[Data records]

>>>>>

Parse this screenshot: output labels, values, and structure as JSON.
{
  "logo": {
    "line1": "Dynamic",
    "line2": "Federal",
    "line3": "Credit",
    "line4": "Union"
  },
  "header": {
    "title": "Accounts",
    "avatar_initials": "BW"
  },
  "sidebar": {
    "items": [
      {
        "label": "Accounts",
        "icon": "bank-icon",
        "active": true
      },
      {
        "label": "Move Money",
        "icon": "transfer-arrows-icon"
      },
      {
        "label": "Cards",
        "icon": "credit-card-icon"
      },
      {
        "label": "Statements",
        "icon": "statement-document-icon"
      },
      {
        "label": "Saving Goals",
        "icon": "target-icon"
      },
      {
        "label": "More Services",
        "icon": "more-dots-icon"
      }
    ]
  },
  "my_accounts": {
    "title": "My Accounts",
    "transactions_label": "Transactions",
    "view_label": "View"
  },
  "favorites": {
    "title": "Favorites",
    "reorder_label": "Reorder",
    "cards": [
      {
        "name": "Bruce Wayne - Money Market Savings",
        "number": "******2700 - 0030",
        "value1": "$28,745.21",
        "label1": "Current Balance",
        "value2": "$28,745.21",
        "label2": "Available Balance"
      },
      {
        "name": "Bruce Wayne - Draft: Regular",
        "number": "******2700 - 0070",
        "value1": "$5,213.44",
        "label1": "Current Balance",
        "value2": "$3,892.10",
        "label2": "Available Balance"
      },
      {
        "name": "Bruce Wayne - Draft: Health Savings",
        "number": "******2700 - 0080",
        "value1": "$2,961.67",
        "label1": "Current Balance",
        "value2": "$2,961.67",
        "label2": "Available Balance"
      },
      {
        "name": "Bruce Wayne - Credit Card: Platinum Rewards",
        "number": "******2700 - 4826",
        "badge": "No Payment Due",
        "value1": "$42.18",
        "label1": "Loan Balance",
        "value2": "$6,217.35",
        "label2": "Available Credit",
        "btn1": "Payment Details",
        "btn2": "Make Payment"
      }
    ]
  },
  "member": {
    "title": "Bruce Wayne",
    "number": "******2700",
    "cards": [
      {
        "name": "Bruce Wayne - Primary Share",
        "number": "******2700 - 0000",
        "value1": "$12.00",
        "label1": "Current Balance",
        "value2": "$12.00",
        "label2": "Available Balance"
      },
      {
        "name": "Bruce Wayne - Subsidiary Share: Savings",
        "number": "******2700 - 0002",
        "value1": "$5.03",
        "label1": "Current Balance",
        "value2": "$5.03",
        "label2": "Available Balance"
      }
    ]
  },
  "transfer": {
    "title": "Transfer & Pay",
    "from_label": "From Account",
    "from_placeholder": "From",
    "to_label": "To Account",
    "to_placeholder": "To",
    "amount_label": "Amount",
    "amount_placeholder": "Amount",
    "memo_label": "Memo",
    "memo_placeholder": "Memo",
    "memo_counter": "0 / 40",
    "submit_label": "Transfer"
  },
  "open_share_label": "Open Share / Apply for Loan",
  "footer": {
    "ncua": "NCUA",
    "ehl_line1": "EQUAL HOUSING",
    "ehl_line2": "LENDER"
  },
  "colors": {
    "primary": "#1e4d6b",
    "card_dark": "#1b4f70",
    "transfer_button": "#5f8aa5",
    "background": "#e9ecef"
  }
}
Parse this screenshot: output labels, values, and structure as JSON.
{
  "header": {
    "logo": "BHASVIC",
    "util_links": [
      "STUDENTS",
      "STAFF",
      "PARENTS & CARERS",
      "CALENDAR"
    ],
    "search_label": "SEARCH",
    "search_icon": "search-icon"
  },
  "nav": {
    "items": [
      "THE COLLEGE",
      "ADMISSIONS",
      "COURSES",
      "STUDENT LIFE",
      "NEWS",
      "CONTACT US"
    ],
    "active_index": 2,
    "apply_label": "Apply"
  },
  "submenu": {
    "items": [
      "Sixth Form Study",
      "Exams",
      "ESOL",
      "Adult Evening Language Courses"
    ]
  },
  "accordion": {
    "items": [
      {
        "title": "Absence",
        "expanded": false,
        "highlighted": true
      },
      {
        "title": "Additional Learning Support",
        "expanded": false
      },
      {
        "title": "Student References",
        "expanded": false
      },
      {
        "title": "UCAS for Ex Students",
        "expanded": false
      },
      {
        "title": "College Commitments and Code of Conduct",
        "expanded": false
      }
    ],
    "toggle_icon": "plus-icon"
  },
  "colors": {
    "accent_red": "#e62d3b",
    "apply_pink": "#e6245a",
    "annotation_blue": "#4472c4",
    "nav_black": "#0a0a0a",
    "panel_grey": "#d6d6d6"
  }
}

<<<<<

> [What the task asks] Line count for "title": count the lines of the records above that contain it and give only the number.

> [Response below] 10